Freedom in failure

Wu Ying gulped, realizing he was walking along the cliff’s edge of failure. Yet, perhaps the knowledge he was likely going to fail freed him. Knowing he would fail meant he had nothing to lose, and the fear of failure disappeared. There was no fear in certainty—just freedom.

A thousand Li: The first stop by Tao Wong

One of the key factors in psychological safety is that it is ok to fail, and this is also a reason that agile has become so popular. It is a way to break big projects down in small chunks where it is ok to fail each part, but in the end, you have created something bigger.

I think one of the worst things you can end up in is the organization’s most important project that must not fail. Then the stress kicks in, the worry increases. And then flexibility, innovation and creativity disappear.

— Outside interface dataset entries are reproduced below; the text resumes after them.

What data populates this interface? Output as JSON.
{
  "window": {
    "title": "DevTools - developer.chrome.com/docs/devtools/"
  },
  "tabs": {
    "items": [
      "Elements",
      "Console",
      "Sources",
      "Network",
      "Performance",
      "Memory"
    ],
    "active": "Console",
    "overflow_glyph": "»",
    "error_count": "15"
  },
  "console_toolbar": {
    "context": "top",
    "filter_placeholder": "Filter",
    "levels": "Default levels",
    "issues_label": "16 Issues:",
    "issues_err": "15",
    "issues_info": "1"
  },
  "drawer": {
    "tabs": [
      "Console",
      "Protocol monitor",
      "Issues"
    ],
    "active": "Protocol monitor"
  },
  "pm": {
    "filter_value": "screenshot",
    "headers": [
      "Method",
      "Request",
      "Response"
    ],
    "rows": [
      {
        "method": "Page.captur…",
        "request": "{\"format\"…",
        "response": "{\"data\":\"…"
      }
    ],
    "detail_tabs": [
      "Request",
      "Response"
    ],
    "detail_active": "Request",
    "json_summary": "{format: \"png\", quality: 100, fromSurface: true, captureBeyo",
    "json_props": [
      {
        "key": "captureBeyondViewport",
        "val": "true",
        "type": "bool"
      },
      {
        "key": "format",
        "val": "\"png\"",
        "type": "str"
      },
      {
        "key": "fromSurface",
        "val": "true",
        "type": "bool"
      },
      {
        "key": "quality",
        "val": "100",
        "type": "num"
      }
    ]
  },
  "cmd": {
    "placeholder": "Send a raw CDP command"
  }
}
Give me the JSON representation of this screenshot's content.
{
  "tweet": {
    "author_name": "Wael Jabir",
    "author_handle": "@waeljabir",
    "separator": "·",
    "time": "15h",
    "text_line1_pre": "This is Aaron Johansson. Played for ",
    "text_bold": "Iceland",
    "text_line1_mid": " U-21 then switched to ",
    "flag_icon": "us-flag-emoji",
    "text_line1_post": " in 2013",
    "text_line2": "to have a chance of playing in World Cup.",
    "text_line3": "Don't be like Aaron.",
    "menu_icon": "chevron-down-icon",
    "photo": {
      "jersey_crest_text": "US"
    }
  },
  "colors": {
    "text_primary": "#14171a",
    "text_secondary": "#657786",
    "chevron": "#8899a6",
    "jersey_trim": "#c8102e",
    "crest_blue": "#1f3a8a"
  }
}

I have given some presentations around the analogy between skateboarding and working in an organization. When you practice skateboarding you fall a lot. More often you jump off the skateboard when you realise that a trick will not work. But you rarely hurt yourself. Because you know how to judge if something will not work, and you have practiced falling.

Good managers need to train themselves and their teams how to jump off when things are not going to plan and how to fall without hurting themselves and the organization.